The precedents make it clear, and Glomb does not dispute, that appellate courts can properly dismiss appeals of fugitive convicts. See Estelle v. Dorrough, 420 U.S. 534, 95 S. Ct. 1173, 1175, 43 L. Ed. 2d 377 (1975); Molinaro, 90 S. Ct. at 498; Joenson, 615 F.2d at 1079; United States v. Smith, 544 F.2d 832, 834 (5th Cir. 1977). In Dorrough, the Supreme Court made it plain that a fugitive has no constitutional right to a reinstatement of an appeal upon his recapture. Thus, there is no question that Glomb has no right of appeal here.

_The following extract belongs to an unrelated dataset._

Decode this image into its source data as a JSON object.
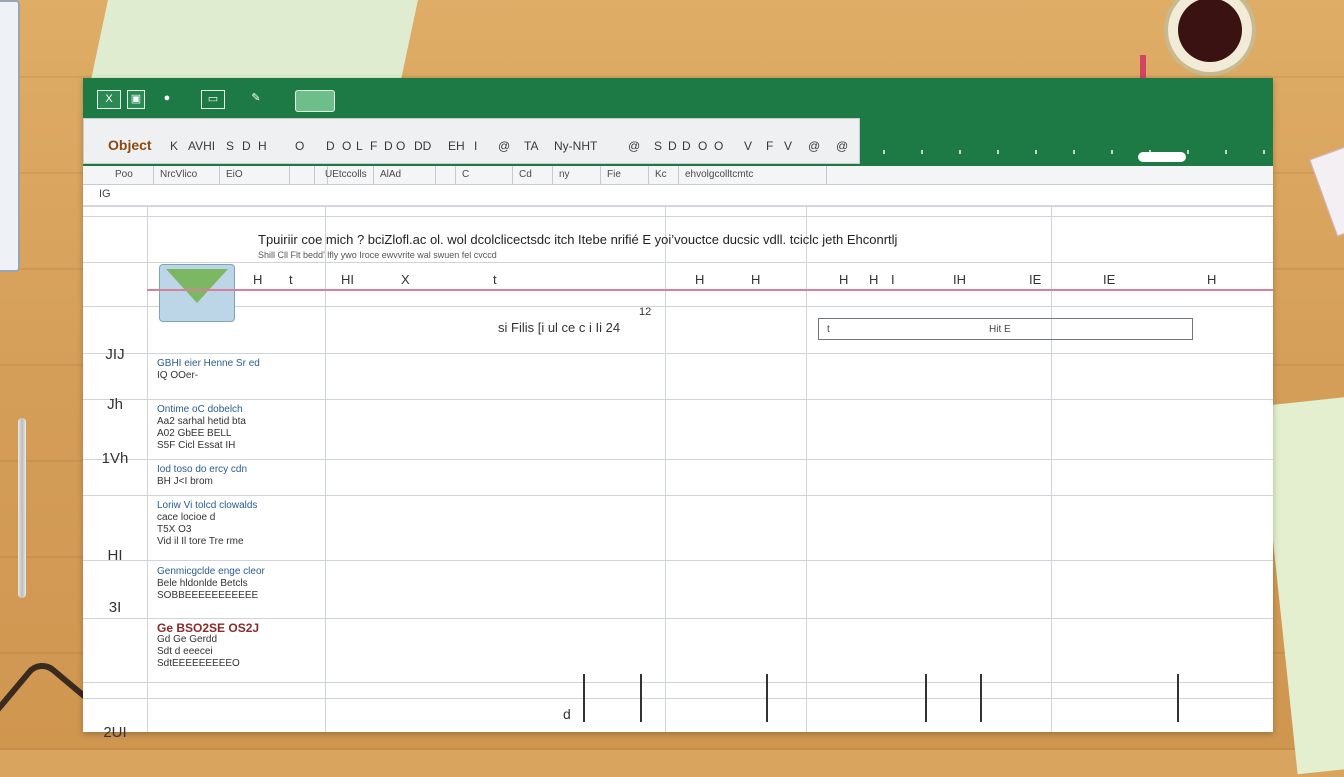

The question thus is whether Glomb has a right to have the merits of his fourth amendment claim heard collaterally via this habeas petition. See Fay, 83 S. Ct. at 844. As Glomb acknowledges, the answer to that question depends upon whether Glomb validly waived his right to have his fourth amendment claim reviewed, i.e., whether Glomb's flight and failure to report to the prison constitutes a voluntary by-pass of the right to raise issues that could have been raised on direct appeal. When Glomb pled guilty on the express condition that he be allowed to assert his fourth amendment claim on appeal, he acknowledged in open court that he understood the contents of the agreement. After being sentenced in accordance with the plea agreement, Glomb persuaded the court to give him a one-week extension of his reporting date. He then failed to report to the designated correctional facility by March 17, 1984, as required, and remained a fugitive for some sixteen months. The only inference that can be drawn from these facts is that Glomb hoped to evade the authorities permanently and to avoid all future dealings with the criminal justice system. There is certainly no basis to assume, as we would have to do in order to find no waiver of his appeal rights, that Glomb intended to return to the courts to pursue the appeal that he had left behind. Having thus intended to separate himself from the system permanently, it is hard to imagine a more deliberate by-pass of the legal rights and remedies that were available to him. His flight, therefore, clearly constituted "an intentional relinquishment or abandonment of a known right or privilege" under Johnson v. Zerbst, 58 S. Ct. at 1023, and constitutes a bar to habeas relief under Fay. The judgment of the district court is therefore